Return to Nicholas Johnson's Main Web Site

Return to Nicholas Johnson's Iowa Rain Forest ("Earthpark") Web Site

Return to Nicholas Johnson's Blog, FromDC2Iowa

Mistrust plagues president search

Marc Hansen

Des Moines Register

December 2, 2006

[Note: This material is copyright by the Des Moines Register, and is reproduced here as a matter of "fair use" for non-commercial, educational purposes only. Any other use may require the prior approval of the Des Moines Register.]

The University of Iowa will get around to hiring a new president someday. How and when, it's impossible to say.

But you wouldn't call it soon.

Finding an outstanding replacement for David Skorton shouldn't be all that difficult. We're talking about a great job in a wonderful academic and social environment.

You stay a few years, make a good buck, raise several million more, live rent-free in a beautiful house in a lovely neighborhood, host several dozen parties and wait for the Ivy League to call.

But when the decision is up to a group of people who don't trust one another, it doesn't work.

On Friday, four faculty members, two of them serving on the search committee, came to Des Moines to meet with the Register editorial board.
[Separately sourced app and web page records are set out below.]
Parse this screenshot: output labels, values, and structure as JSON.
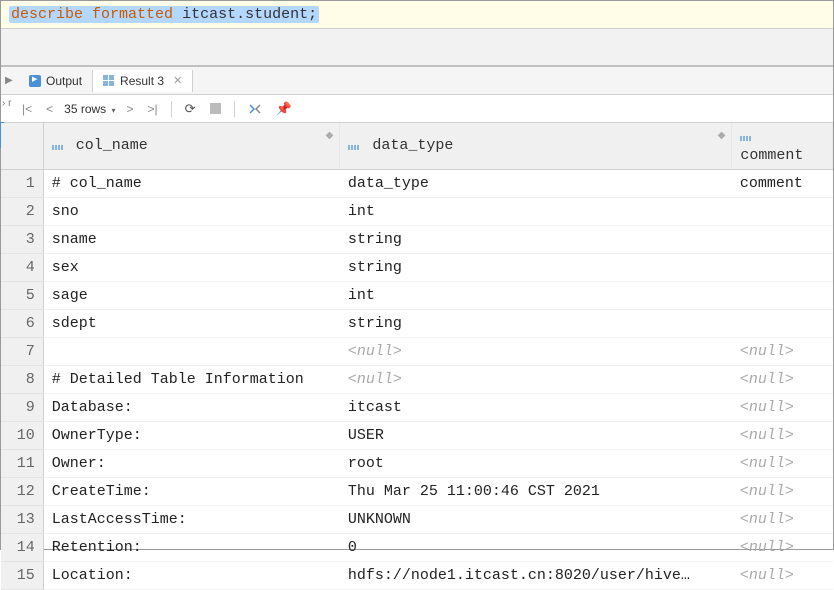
{
  "editor": {
    "keyword1": "describe",
    "keyword2": "formatted",
    "identifier": "itcast.student",
    "semicolon": ";"
  },
  "tabs": {
    "output": "Output",
    "result": "Result 3"
  },
  "toolbar": {
    "rows_label": "35 rows"
  },
  "columns": {
    "c1": "col_name",
    "c2": "data_type",
    "c3": "comment"
  },
  "rows": [
    {
      "n": "1",
      "c1": "# col_name",
      "c2": "data_type",
      "c3": "comment"
    },
    {
      "n": "2",
      "c1": "sno",
      "c2": "int",
      "c3": ""
    },
    {
      "n": "3",
      "c1": "sname",
      "c2": "string",
      "c3": ""
    },
    {
      "n": "4",
      "c1": "sex",
      "c2": "string",
      "c3": ""
    },
    {
      "n": "5",
      "c1": "sage",
      "c2": "int",
      "c3": ""
    },
    {
      "n": "6",
      "c1": "sdept",
      "c2": "string",
      "c3": ""
    },
    {
      "n": "7",
      "c1": "",
      "c2": "<null>",
      "c3": "<null>"
    },
    {
      "n": "8",
      "c1": "# Detailed Table Information",
      "c2": "<null>",
      "c3": "<null>"
    },
    {
      "n": "9",
      "c1": "Database:",
      "c2": "itcast",
      "c3": "<null>"
    },
    {
      "n": "10",
      "c1": "OwnerType:",
      "c2": "USER",
      "c3": "<null>"
    },
    {
      "n": "11",
      "c1": "Owner:",
      "c2": "root",
      "c3": "<null>"
    },
    {
      "n": "12",
      "c1": "CreateTime:",
      "c2": "Thu Mar 25 11:00:46 CST 2021",
      "c3": "<null>"
    },
    {
      "n": "13",
      "c1": "LastAccessTime:",
      "c2": "UNKNOWN",
      "c3": "<null>"
    },
    {
      "n": "14",
      "c1": "Retention:",
      "c2": "0",
      "c3": "<null>"
    },
    {
      "n": "15",
      "c1": "Location:",
      "c2": "hdfs://node1.itcast.cn:8020/user/hive…",
      "c3": "<null>"
    }
  ]
}
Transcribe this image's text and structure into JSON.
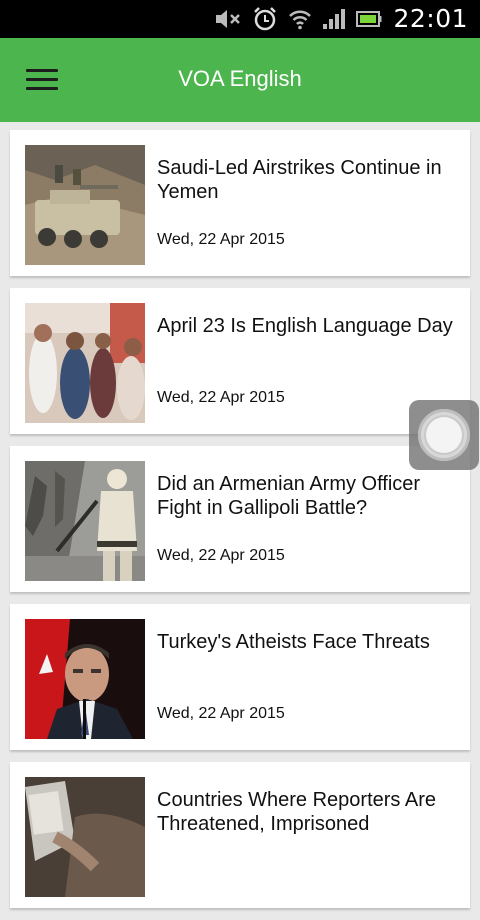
{
  "status_bar": {
    "time": "22:01",
    "icons": [
      "mute-icon",
      "alarm-icon",
      "wifi-icon",
      "signal-icon",
      "battery-icon"
    ]
  },
  "app_bar": {
    "title": "VOA English",
    "menu_icon": "hamburger-menu-icon",
    "color": "#4cb54e"
  },
  "articles": [
    {
      "headline": "Saudi-Led Airstrikes Continue in Yemen",
      "date": "Wed, 22 Apr 2015"
    },
    {
      "headline": "April 23 Is English Language Day",
      "date": "Wed, 22 Apr 2015"
    },
    {
      "headline": "Did an Armenian Army Officer Fight in Gallipoli Battle?",
      "date": "Wed, 22 Apr 2015"
    },
    {
      "headline": "Turkey's Atheists Face Threats",
      "date": "Wed, 22 Apr 2015"
    },
    {
      "headline": "Countries Where Reporters Are Threatened, Imprisoned",
      "date": ""
    }
  ],
  "floating_button": {
    "icon": "assistive-touch-icon"
  }
}
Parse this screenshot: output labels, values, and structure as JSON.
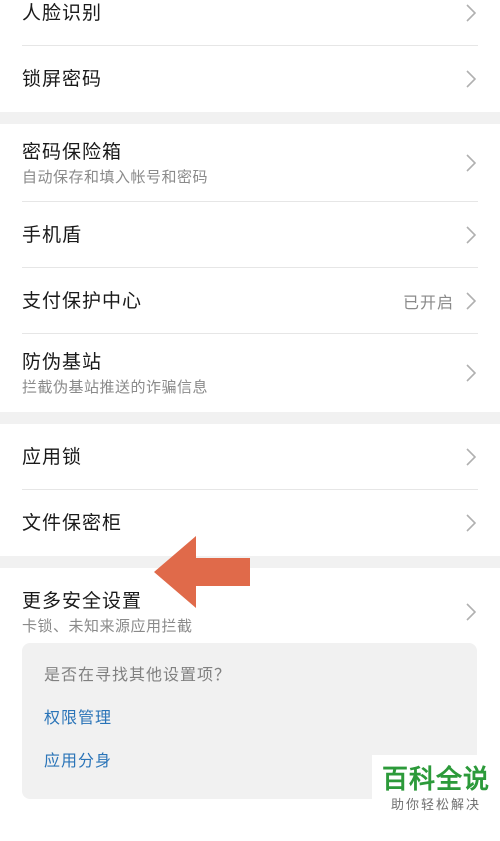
{
  "groups": [
    {
      "items": [
        {
          "title": "人脸识别"
        },
        {
          "title": "锁屏密码"
        }
      ]
    },
    {
      "items": [
        {
          "title": "密码保险箱",
          "subtitle": "自动保存和填入帐号和密码"
        },
        {
          "title": "手机盾"
        },
        {
          "title": "支付保护中心",
          "status": "已开启"
        },
        {
          "title": "防伪基站",
          "subtitle": "拦截伪基站推送的诈骗信息"
        }
      ]
    },
    {
      "items": [
        {
          "title": "应用锁"
        },
        {
          "title": "文件保密柜"
        }
      ]
    },
    {
      "items": [
        {
          "title": "更多安全设置",
          "subtitle": "卡锁、未知来源应用拦截"
        }
      ]
    }
  ],
  "suggestions": {
    "question": "是否在寻找其他设置项？",
    "links": [
      "权限管理",
      "应用分身"
    ]
  },
  "watermark": {
    "main": "百科全说",
    "sub": "助你轻松解决"
  },
  "colors": {
    "accent_link": "#2a74b8",
    "annotation_arrow": "#e06a4a",
    "watermark_green": "#2c9a3a"
  }
}
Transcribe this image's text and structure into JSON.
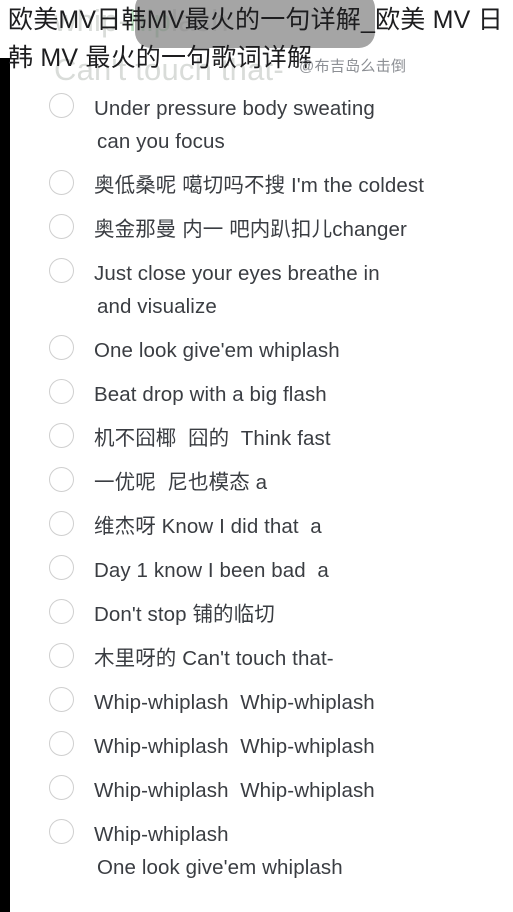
{
  "page": {
    "overlay_title": "欧美MV日韩MV最火的一句详解_欧美 MV 日韩 MV 最火的一句歌词详解",
    "watermark": "@布吉岛么击倒"
  },
  "background_ghost_text": {
    "line1_prefix": "whip-",
    "line1_accent": "hip",
    "line1_suffix": "lash",
    "line2": "Can't touch that-"
  },
  "lyrics": {
    "rows": [
      {
        "text": "Under pressure body sweating",
        "continuation": "can you focus",
        "has_radio": true
      },
      {
        "text": "奥低桑呢 噶切吗不搜 I'm the coldest",
        "continuation": "",
        "has_radio": true
      },
      {
        "text": "奥金那曼 内一 吧内趴扣儿changer",
        "continuation": "",
        "has_radio": true
      },
      {
        "text": "Just close your eyes breathe in",
        "continuation": "and visualize",
        "has_radio": true
      },
      {
        "text": "One look give'em whiplash",
        "continuation": "",
        "has_radio": true
      },
      {
        "text": "Beat drop with a big flash",
        "continuation": "",
        "has_radio": true
      },
      {
        "text": "机不囧椰  囧的  Think fast",
        "continuation": "",
        "has_radio": true
      },
      {
        "text": "一优呢  尼也模态 a",
        "continuation": "",
        "has_radio": true
      },
      {
        "text": "维杰呀 Know I did that  a",
        "continuation": "",
        "has_radio": true
      },
      {
        "text": "Day 1 know I been bad  a",
        "continuation": "",
        "has_radio": true
      },
      {
        "text": "Don't stop 铺的临切",
        "continuation": "",
        "has_radio": true
      },
      {
        "text": "木里呀的 Can't touch that-",
        "continuation": "",
        "has_radio": true
      },
      {
        "text": "Whip-whiplash  Whip-whiplash",
        "continuation": "",
        "has_radio": true
      },
      {
        "text": "Whip-whiplash  Whip-whiplash",
        "continuation": "",
        "has_radio": true
      },
      {
        "text": "Whip-whiplash  Whip-whiplash",
        "continuation": "",
        "has_radio": true
      },
      {
        "text": "Whip-whiplash",
        "continuation": "One look give'em whiplash",
        "has_radio": true
      }
    ]
  },
  "colors": {
    "text": "#3a3d42",
    "title": "#1d1d1f",
    "ghost": "#d9dcd9",
    "ghost_accent": "#bfe0c4",
    "radio_border": "#cfcfcf",
    "backdrop": "rgba(130,130,130,0.72)",
    "stripe": "#000000"
  }
}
This is supposed to be a cooling-off period. Taking time out from his run for president, Tom Vilsack stepped into the melee and told everyone to take a deep breath and chill for a while.

The chill has turned to ice. The faculty members - Sheldon Kurtz, Steve Collins, Katherine Tachau and Francois Abboud - didn't come out and say it, but it was clear. None of them would be disappointed if Gartner, the regents president, stepped down.

Oh, for the good old days of Marvin Pomerantz at the helm. Tachau, the search committee vice chairwoman, said she had so much respect for Pomerantz, she even read his autobiography. The first and last Republican autobiography she ever read.

The word "turmoil" was used a few times in the conversation. So was the word "mistrust."

I seem to recall "tremendous discomfort" used more than once, too. Also appearing in my notes are "Clear dereliction of duty" and "micromanage."

The trouble started, the professors said, when the regents insulted Skorton by giving him a raise that was smaller in percentage than his counterparts at Iowa State and Northern Iowa. Skorton said bye-bye, and a popular, effective president was gone.

Faculty Senate President Kurtz did call Gartner "one of the smartest people you'll ever meet," a guy who can come up with 50 terrific ideas rat-a-tat-tat.

He spoiled the uplifting moment, though, by saying Gartner was no leader. You don't lead by ordering people around, all the professors said. The great leaders can sell their ideas to people who are reluctant to buy them.

They complained about the secrecy of the search and a few other things.

When I got Gartner on the phone, he didn't want to talk about the criticism. He said he's heard it all before and what good would it do now to strike back?

Too bad. There is another side to this. Gartner could have pointed out how, in most walks of life, the employees don't get to hire their boss.

We off-campus types are seldom asked to join the search committee. The system isn't perfect, but rarely is the governor called in to restore order.

Gartner could have reminded everyone it's the regents' job to run the university. He could have pointed out that Michigan hired Mary Sue Coleman away from Iowa in the dead of night.

No public search there. Coleman wouldn't have gone for it. And, unfortunately, that seems to be a trend.

He could have said you didn't hear many complaints from Northern Iowa and Iowa State when they needed a new president.

He could have said health sciences represent almost half the university dollars spent. And it isn't a terrible idea to put someone in charge who understands it.

He could have said times are changing.

But that's the past. The future is a new president. The present is a situation that cries out for drastic action.

It cries out for a new search committee. It cries out for Gartner and probably Teresa Wahlert to remove themselves from the process, too.

It cries out for a fresh start with fresh faces. That's the only way this gets settled.